Problem to work on:
Check every line of the data for the word "your", and copy those that have it.

The records START

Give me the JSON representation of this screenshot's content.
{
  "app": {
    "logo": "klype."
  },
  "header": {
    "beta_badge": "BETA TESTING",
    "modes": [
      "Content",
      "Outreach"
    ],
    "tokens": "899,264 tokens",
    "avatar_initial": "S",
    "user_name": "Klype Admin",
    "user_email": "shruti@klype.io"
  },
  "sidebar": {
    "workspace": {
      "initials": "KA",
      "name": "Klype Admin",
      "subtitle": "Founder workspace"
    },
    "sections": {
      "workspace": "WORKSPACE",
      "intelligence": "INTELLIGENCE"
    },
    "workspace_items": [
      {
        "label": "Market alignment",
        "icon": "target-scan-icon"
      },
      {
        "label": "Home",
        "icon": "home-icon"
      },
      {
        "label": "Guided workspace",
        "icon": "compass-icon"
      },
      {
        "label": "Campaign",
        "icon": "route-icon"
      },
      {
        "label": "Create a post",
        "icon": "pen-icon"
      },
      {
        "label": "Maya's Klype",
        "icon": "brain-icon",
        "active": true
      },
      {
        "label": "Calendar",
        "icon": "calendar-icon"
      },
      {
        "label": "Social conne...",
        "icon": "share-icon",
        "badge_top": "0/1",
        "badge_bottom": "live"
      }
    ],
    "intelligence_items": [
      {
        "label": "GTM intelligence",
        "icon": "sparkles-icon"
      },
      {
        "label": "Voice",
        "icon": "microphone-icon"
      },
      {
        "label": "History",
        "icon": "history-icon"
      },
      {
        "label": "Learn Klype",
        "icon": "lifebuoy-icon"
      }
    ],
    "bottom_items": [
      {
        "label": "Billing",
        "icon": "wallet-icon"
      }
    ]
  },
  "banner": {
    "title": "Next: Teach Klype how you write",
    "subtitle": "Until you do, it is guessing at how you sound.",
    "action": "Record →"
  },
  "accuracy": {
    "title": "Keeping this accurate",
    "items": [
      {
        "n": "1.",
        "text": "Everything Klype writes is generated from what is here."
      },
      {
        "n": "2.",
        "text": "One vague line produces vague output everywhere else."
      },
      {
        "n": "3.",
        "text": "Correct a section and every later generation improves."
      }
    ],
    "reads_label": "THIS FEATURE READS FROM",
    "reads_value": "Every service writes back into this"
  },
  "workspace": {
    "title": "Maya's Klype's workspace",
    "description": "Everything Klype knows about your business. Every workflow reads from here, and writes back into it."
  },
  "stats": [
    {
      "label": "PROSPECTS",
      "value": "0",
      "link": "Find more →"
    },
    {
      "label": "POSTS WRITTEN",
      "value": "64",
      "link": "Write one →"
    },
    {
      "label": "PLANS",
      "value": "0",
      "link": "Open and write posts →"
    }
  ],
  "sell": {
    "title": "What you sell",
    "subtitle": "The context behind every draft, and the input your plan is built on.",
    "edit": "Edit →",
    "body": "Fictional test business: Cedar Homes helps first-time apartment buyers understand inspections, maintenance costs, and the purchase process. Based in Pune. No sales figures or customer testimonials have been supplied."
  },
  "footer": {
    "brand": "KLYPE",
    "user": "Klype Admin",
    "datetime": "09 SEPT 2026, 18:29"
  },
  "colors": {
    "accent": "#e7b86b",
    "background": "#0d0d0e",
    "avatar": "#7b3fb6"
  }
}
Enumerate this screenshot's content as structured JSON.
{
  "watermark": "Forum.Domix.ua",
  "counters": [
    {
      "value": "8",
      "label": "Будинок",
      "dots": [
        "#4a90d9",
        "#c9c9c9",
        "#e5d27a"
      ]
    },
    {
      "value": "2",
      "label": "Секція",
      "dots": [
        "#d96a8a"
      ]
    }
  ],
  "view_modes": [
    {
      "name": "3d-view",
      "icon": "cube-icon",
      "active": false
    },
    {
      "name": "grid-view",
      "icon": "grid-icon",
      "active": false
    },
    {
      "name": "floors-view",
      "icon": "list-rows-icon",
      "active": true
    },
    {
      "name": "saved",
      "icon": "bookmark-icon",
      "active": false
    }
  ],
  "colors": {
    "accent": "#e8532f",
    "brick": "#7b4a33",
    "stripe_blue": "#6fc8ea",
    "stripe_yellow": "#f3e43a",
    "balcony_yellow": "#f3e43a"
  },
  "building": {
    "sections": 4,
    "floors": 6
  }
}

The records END

Finished task:
    "description": "Everything Klype knows about your business. Every workflow reads from here, and writes back into it."
    "subtitle": "The context behind every draft, and the input your plan is built on.",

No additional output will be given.